PARIS (Reuters) - France said on Saturday that "mutual confidence" had been re-established with Germany after German media reported the country's foreign intelligence agency had helped the United States to spy on French firms and government offices.
Der Spiegel magazine said the BND foreign intelligence agency helped the U.S. National Security Agency (NSA) over a period of 10 years to spy on government officials and companies in Europe including Franco-German aerospace giant EADS, now Airbus Group.
German media have reported that BND officials helped U.S. agencies spy on the French president's office, the foreign ministry in Paris and the European Commission.
Airbus said on Thursday it planned to complain to German authorities over the reports, while German Foreign Minister Frank-Walter Steinmeier said on Friday that his government needed to clear up the accusations quickly.
The French Foreign Ministry said on Saturday the information in the media was not new as former NSA contractor Edward Snowden had revealed in 2013 that the NSA had spied on French targets and had partnerships with European countries.

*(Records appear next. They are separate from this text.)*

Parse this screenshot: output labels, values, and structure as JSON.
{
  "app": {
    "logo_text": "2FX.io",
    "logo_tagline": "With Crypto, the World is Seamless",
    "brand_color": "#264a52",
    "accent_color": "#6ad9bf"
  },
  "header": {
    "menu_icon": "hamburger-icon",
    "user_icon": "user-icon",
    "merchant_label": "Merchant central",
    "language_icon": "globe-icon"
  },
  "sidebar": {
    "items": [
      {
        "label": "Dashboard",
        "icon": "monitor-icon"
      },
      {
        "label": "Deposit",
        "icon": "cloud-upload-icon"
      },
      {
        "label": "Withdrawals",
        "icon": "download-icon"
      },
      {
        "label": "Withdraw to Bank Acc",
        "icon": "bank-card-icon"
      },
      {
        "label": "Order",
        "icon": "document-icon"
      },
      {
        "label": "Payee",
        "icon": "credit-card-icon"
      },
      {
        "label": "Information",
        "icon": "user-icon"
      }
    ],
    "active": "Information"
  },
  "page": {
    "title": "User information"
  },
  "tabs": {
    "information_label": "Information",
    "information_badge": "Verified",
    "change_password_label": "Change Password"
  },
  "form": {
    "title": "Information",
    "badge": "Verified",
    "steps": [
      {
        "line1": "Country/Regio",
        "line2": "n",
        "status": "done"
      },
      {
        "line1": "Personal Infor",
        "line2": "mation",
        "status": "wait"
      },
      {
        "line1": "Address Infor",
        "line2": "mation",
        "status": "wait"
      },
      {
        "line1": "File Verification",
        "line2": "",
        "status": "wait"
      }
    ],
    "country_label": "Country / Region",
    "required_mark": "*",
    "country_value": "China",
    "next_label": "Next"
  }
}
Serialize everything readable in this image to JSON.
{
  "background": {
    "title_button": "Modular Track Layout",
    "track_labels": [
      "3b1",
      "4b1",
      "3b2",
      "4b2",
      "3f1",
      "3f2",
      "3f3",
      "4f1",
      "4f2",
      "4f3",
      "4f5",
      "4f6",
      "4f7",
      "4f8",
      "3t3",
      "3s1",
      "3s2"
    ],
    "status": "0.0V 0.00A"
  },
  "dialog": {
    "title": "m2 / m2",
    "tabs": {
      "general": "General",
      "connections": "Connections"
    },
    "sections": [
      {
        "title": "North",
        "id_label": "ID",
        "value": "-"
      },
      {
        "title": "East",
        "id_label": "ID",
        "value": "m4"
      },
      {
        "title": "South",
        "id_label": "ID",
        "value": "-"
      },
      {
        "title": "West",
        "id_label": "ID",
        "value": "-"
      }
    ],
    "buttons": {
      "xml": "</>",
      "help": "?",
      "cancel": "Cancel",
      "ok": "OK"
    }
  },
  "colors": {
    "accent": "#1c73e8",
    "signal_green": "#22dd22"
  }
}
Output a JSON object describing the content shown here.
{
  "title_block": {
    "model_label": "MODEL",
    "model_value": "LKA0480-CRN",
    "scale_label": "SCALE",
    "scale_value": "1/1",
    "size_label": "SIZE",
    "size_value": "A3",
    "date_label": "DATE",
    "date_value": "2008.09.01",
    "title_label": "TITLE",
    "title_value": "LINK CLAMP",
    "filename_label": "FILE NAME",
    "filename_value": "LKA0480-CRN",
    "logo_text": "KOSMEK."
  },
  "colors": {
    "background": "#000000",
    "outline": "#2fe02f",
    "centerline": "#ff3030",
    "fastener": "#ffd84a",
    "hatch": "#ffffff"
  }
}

"Germany has done what was necessary to re-establish mutual confidence," an official from the French ministry said.
The latest revelations concern practices dating from before 2010, the ministry said, adding that Germany had since carried out a parliamentary investigation leading it to limit its cooperation with the U.S.
(Reporting by Emmanuel Jarry; Writing by James Regan; editing by Ralph Boulton)